The Ultimate Santa’s Sleigh was brought into the space in three pieces
Iron workers from the team at the Butler Street Foundry
John Lamonica sits on a semi-completed installation
Christina Pei, who’s been covering the building of the Ultimate Santa’s Sleigh display at the Craftsman Experience Store in Chicago for MAKE, sent in this report today. —Gareth
Today, we brought the Ultimate Santa’s Sleigh to the Craftsman Experience Store, where people walking by the window can see us still busy at work. The crew at Butler Street Foundry deconstructed the massive display into three pieces, and reassembled it on-site. While the sleigh was dwarfed by all the giant metal tools in the foundry, it looks pretty impressive in its showcase here.

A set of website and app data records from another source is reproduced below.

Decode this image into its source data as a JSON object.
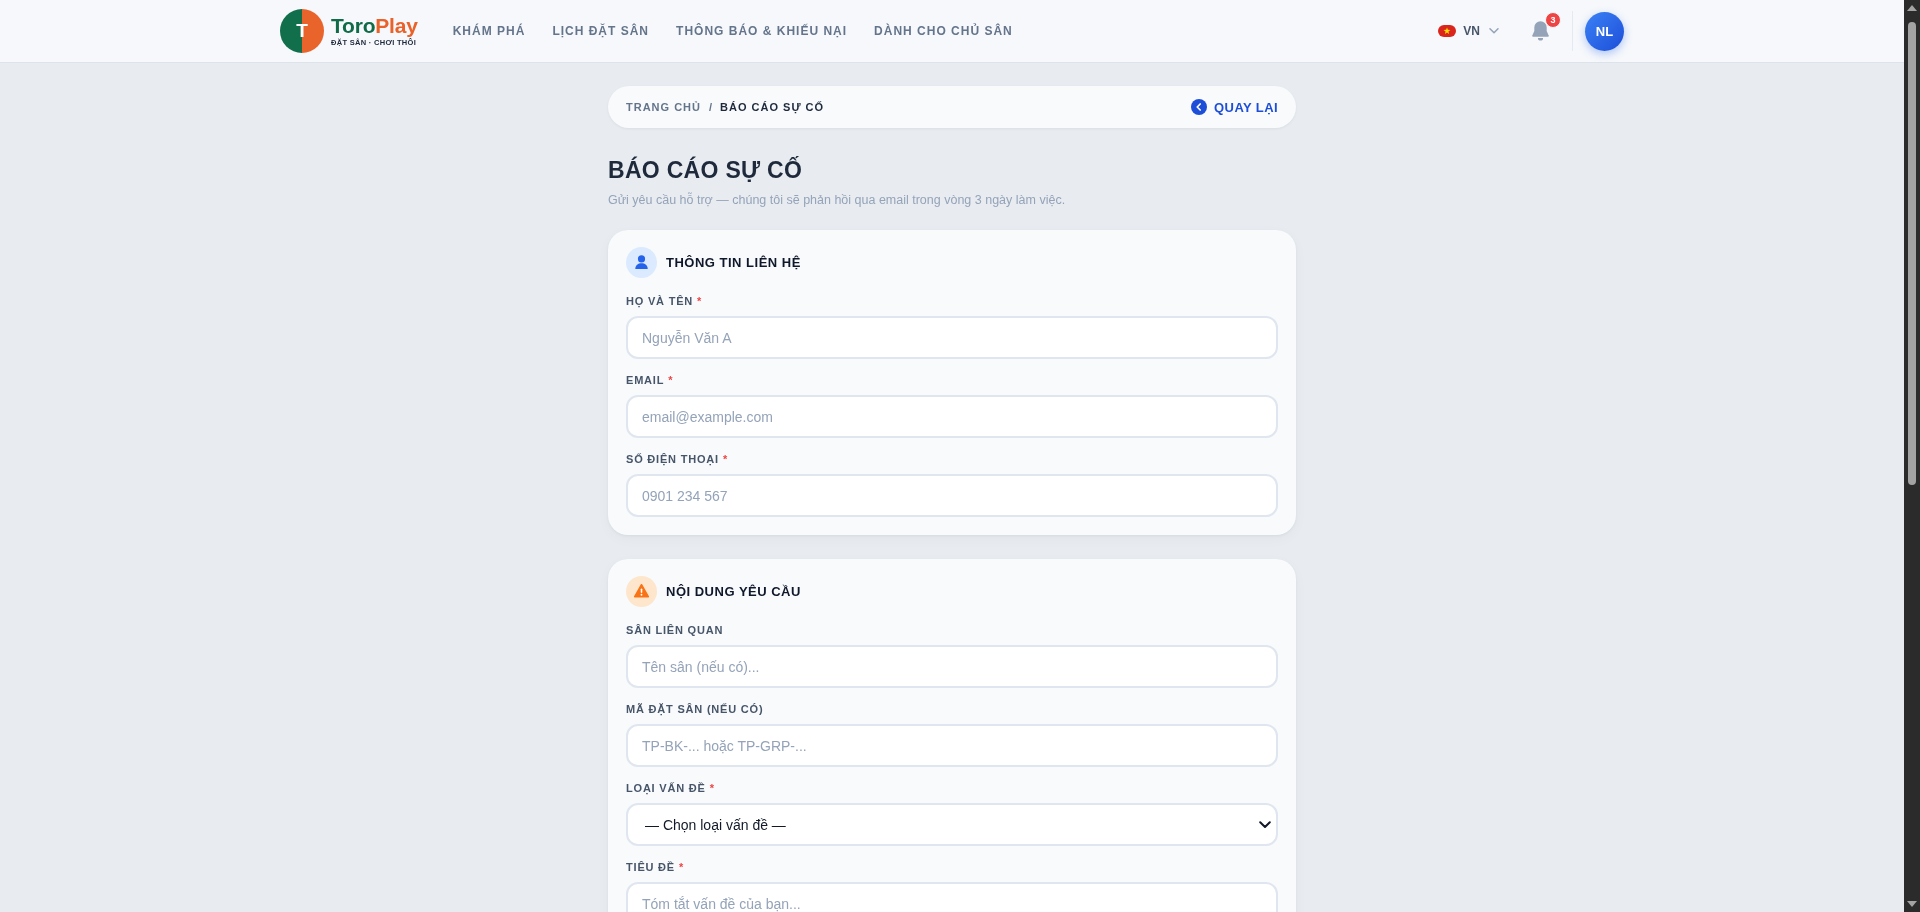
{
  "header": {
    "brand": {
      "mark": "T",
      "name_parts": [
        "Toro",
        "Play"
      ],
      "tagline": "ĐẶT SÂN · CHƠI THÔI"
    },
    "nav": [
      {
        "label": "KHÁM PHÁ",
        "selected": false
      },
      {
        "label": "LỊCH ĐẶT SÂN",
        "selected": false
      },
      {
        "label": "THÔNG BÁO & KHIẾU NẠI",
        "selected": false
      },
      {
        "label": "DÀNH CHO CHỦ SÂN",
        "selected": false
      }
    ],
    "language": {
      "code": "VN"
    },
    "notifications": {
      "badge": "3"
    },
    "avatar": {
      "initials": "NL"
    }
  },
  "breadcrumb": {
    "items": [
      {
        "label": "TRANG CHỦ",
        "current": false
      },
      {
        "label": "BÁO CÁO SỰ CỐ",
        "current": true
      }
    ],
    "separator": "/",
    "back_button": "QUAY LẠI"
  },
  "page": {
    "title": "BÁO CÁO SỰ CỐ",
    "subtitle": "Gửi yêu cầu hỗ trợ — chúng tôi sẽ phản hồi qua email trong vòng 3 ngày làm việc."
  },
  "sections": [
    {
      "kind": "contact",
      "title": "THÔNG TIN LIÊN HỆ",
      "fields": [
        {
          "kind": "input",
          "label": "HỌ VÀ TÊN",
          "required_mark": "*",
          "placeholder": "Nguyễn Văn A"
        },
        {
          "kind": "input",
          "label": "EMAIL",
          "required_mark": "*",
          "placeholder": "email@example.com"
        },
        {
          "kind": "input",
          "label": "SỐ ĐIỆN THOẠI",
          "required_mark": "*",
          "placeholder": "0901 234 567"
        }
      ]
    },
    {
      "kind": "issue",
      "title": "NỘI DUNG YÊU CẦU",
      "fields": [
        {
          "kind": "input",
          "label": "SÂN LIÊN QUAN",
          "placeholder": "Tên sân (nếu có)..."
        },
        {
          "kind": "input",
          "label": "MÃ ĐẶT SÂN (NẾU CÓ)",
          "placeholder": "TP-BK-... hoặc TP-GRP-..."
        },
        {
          "kind": "select",
          "label": "LOẠI VẤN ĐỀ",
          "required_mark": "*",
          "value": "— Chọn loại vấn đề —"
        },
        {
          "kind": "input",
          "label": "TIÊU ĐỀ",
          "required_mark": "*",
          "placeholder": "Tóm tắt vấn đề của bạn..."
        }
      ]
    }
  ]
}
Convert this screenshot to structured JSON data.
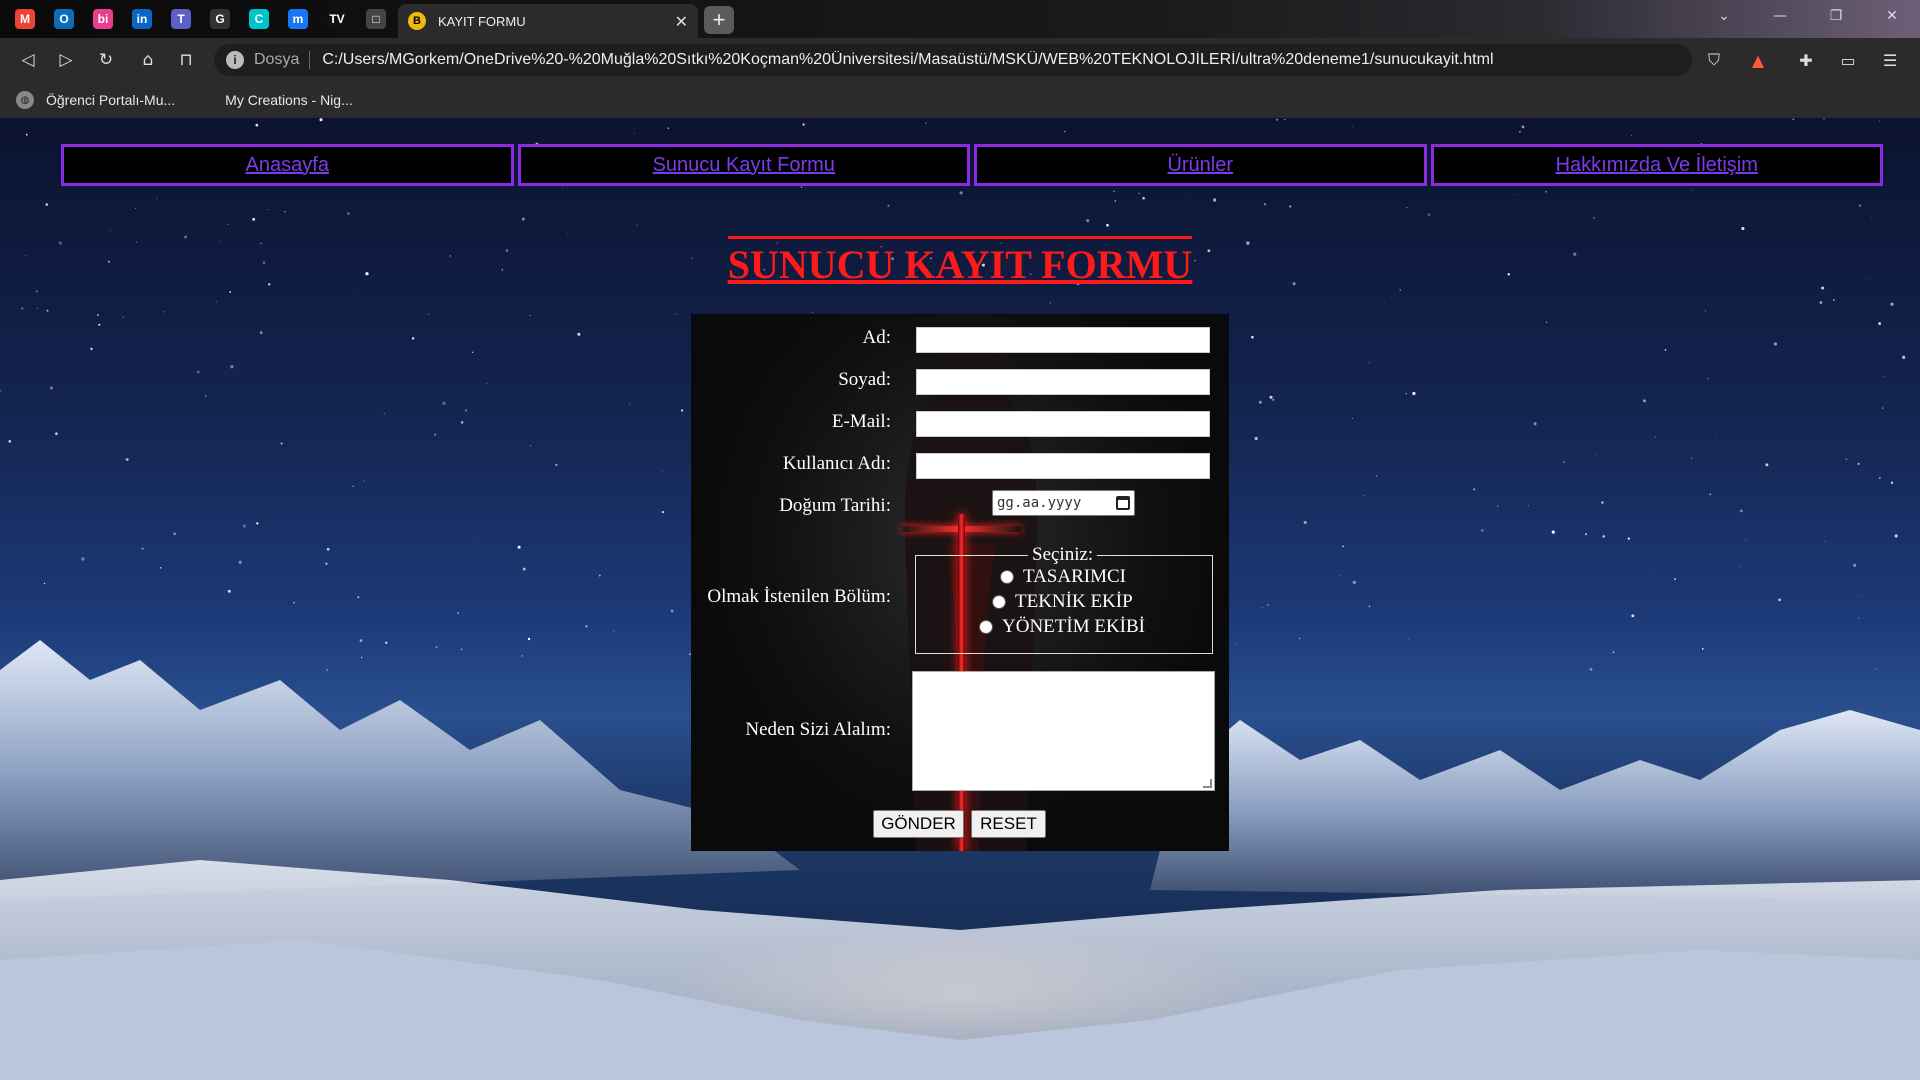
{
  "browser": {
    "tab_title": "KAYIT FORMU",
    "tab_favicon": "B",
    "pinned_tabs": [
      {
        "name": "gmail-icon",
        "glyph": "M",
        "color": "#ea4335"
      },
      {
        "name": "outlook-icon",
        "glyph": "O",
        "color": "#0f6cbd"
      },
      {
        "name": "bi-icon",
        "glyph": "bi",
        "color": "#e83e8c"
      },
      {
        "name": "linkedin-icon",
        "glyph": "in",
        "color": "#0a66c2"
      },
      {
        "name": "teams-icon",
        "glyph": "T",
        "color": "#5b5fc7"
      },
      {
        "name": "github-icon",
        "glyph": "G",
        "color": "#333333"
      },
      {
        "name": "canva-icon",
        "glyph": "C",
        "color": "#00c4cc"
      },
      {
        "name": "messenger-icon",
        "glyph": "m",
        "color": "#1877f2"
      },
      {
        "name": "tv-icon",
        "glyph": "TV",
        "color": "#111111"
      },
      {
        "name": "screenshot-icon",
        "glyph": "□",
        "color": "#444444"
      }
    ],
    "address_label": "Dosya",
    "url": "C:/Users/MGorkem/OneDrive%20-%20Muğla%20Sıtkı%20Koçman%20Üniversitesi/Masaüstü/MSKÜ/WEB%20TEKNOLOJİLERİ/ultra%20deneme1/sunucukayit.html",
    "bookmarks": [
      "Öğrenci Portalı-Mu...",
      "My Creations - Nig..."
    ]
  },
  "nav": [
    "Anasayfa",
    "Sunucu Kayıt Formu",
    "Ürünler",
    "Hakkımızda Ve İletişim"
  ],
  "title": "SUNUCU KAYIT FORMU",
  "form": {
    "ad_label": "Ad:",
    "soyad_label": "Soyad:",
    "email_label": "E-Mail:",
    "kullanici_label": "Kullanıcı Adı:",
    "dogum_label": "Doğum Tarihi:",
    "date_placeholder": "gg.aa.yyyy",
    "bolum_label": "Olmak İstenilen Bölüm:",
    "legend": "Seçiniz:",
    "options": [
      "TASARIMCI",
      "TEKNİK EKİP",
      "YÖNETİM EKİBİ"
    ],
    "neden_label": "Neden Sizi Alalım:",
    "submit": "GÖNDER",
    "reset": "RESET"
  },
  "colors": {
    "nav_border": "#8a2be2",
    "nav_link": "#7c3aed",
    "title": "#ff1a1a"
  }
}
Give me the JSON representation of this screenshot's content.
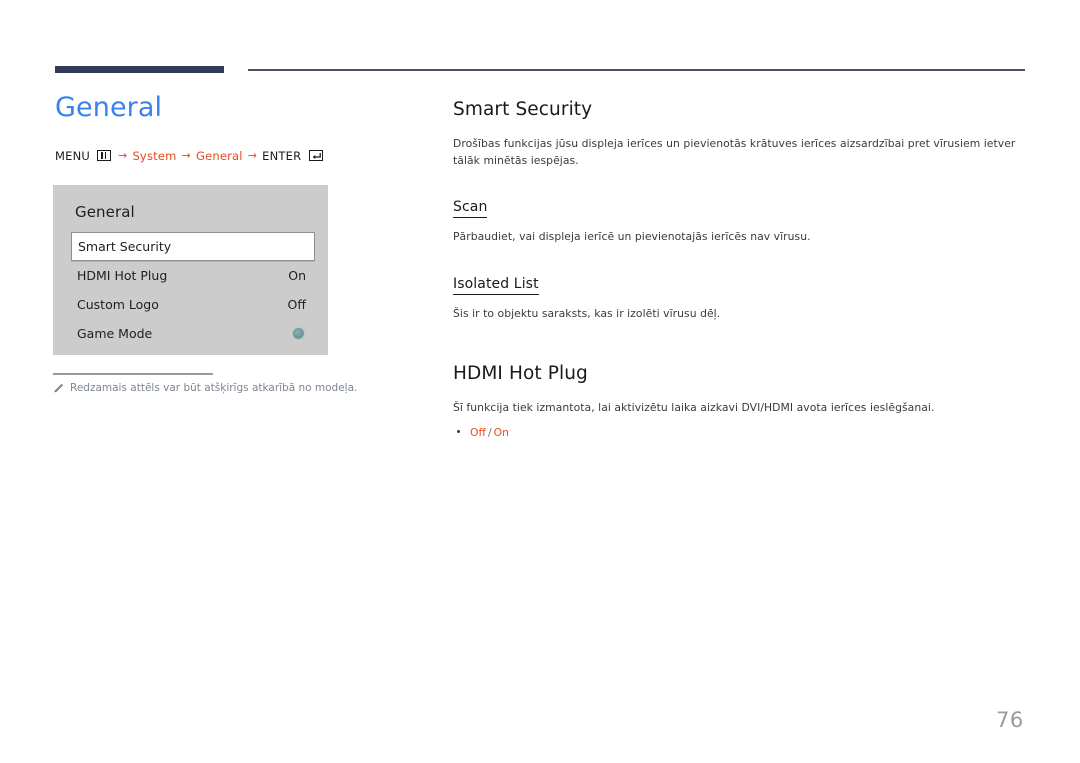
{
  "header": {
    "rule_thick_color": "#2f3b57",
    "rule_thin_color": "#4c5068"
  },
  "left": {
    "title": "General",
    "breadcrumb": {
      "menu_label": "MENU",
      "menu_icon": "menu-grid-icon",
      "arrow": "→",
      "step1": "System",
      "step2": "General",
      "enter_label": "ENTER",
      "enter_icon": "enter-return-icon"
    },
    "osd": {
      "title": "General",
      "rows": [
        {
          "label": "Smart Security",
          "value": "",
          "selected": true,
          "control": "none"
        },
        {
          "label": "HDMI Hot Plug",
          "value": "On",
          "selected": false,
          "control": "text"
        },
        {
          "label": "Custom Logo",
          "value": "Off",
          "selected": false,
          "control": "text"
        },
        {
          "label": "Game Mode",
          "value": "",
          "selected": false,
          "control": "toggle-dot"
        }
      ]
    },
    "footnote": {
      "icon": "pencil-icon",
      "text": "Redzamais attēls var būt atšķirīgs atkarībā no modeļa."
    }
  },
  "right": {
    "sections": [
      {
        "heading": "Smart Security",
        "body": "Drošības funkcijas jūsu displeja ierīces un pievienotās krātuves ierīces aizsardzībai pret vīrusiem ietver tālāk minētās iespējas."
      }
    ],
    "sub1": {
      "heading": "Scan",
      "body": "Pārbaudiet, vai displeja ierīcē un pievienotajās ierīcēs nav vīrusu."
    },
    "sub2": {
      "heading": "Isolated List",
      "body": "Šis ir to objektu saraksts, kas ir izolēti vīrusu dēļ."
    },
    "section2": {
      "heading": "HDMI Hot Plug",
      "body": "Šī funkcija tiek izmantota, lai aktivizētu laika aizkavi DVI/HDMI avota ierīces ieslēgšanai.",
      "option_off": "Off",
      "option_sep": "/",
      "option_on": "On"
    }
  },
  "page_number": "76"
}
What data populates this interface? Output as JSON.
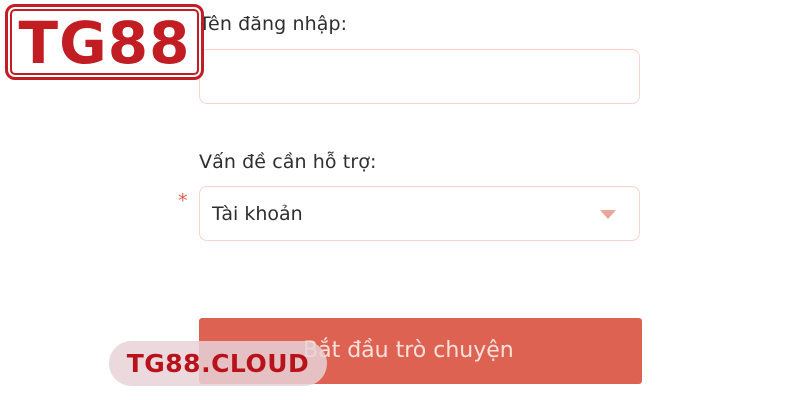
{
  "form": {
    "username_label": "Tên đăng nhập:",
    "username_value": "",
    "issue_label": "Vấn đề cần hỗ trợ:",
    "issue_required_mark": "*",
    "issue_selected": "Tài khoản",
    "start_button_label": "Bắt đầu trò chuyện"
  },
  "watermark": {
    "logo_text": "TG88",
    "site_text": "TG88.CLOUD"
  },
  "icons": {
    "dropdown": "chevron-down-icon"
  },
  "colors": {
    "accent": "#de6252",
    "button_text": "#fbe1dc",
    "field_border": "#f8d4cf",
    "required_star": "#e0604e",
    "brand_red": "#c11d22",
    "watermark_bg": "#e8d2d8"
  }
}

Butler Street Foundry owner John Lamonica was featured live on Facebook by Craftsman’s camera crew. John walked us through the process of building the sleigh, the student work that went into it, even the pieces of his personal Craftsman tool collection that he mounted onto the body.
Then we went to work on special effects. Our special effects wizard RJ Hermanowicz dipped his hands into hundreds of wires, laid out buttons and switches, drills and glue. We started coating the first layers of paint onto the air cannon. And we soldered up even more LED lights. RJ has until Sunday to complete all lighting and sound, which will again be featured live on Facebook. I can’t wait to see the finished project, and finally shoot that air cannon!
To see Part Two of the Ultimate Santa’s Sleigh live on Facebook:
Sunday, December 5th
6:30 – 7:30 PM Central Time
Or visit the Craftsman Experience Store in person to get your hands dirty:
Craftsman Experience Store
233 W. Huron Street
Chicago, IL 60654
Christina Pei is a Wall Street analyst turned math teacher turned pirate. She currently works for Paul Sally, the University of Chicago “math pirate” who’s been hacking math education for decades. Christina is always looking for innovative ways to improve inquiry-based, hands-on education, a practice that’s flailing in traditional schools but is still alive wherever people want to create. Someday she hopes to bring the DIY mentality back to school.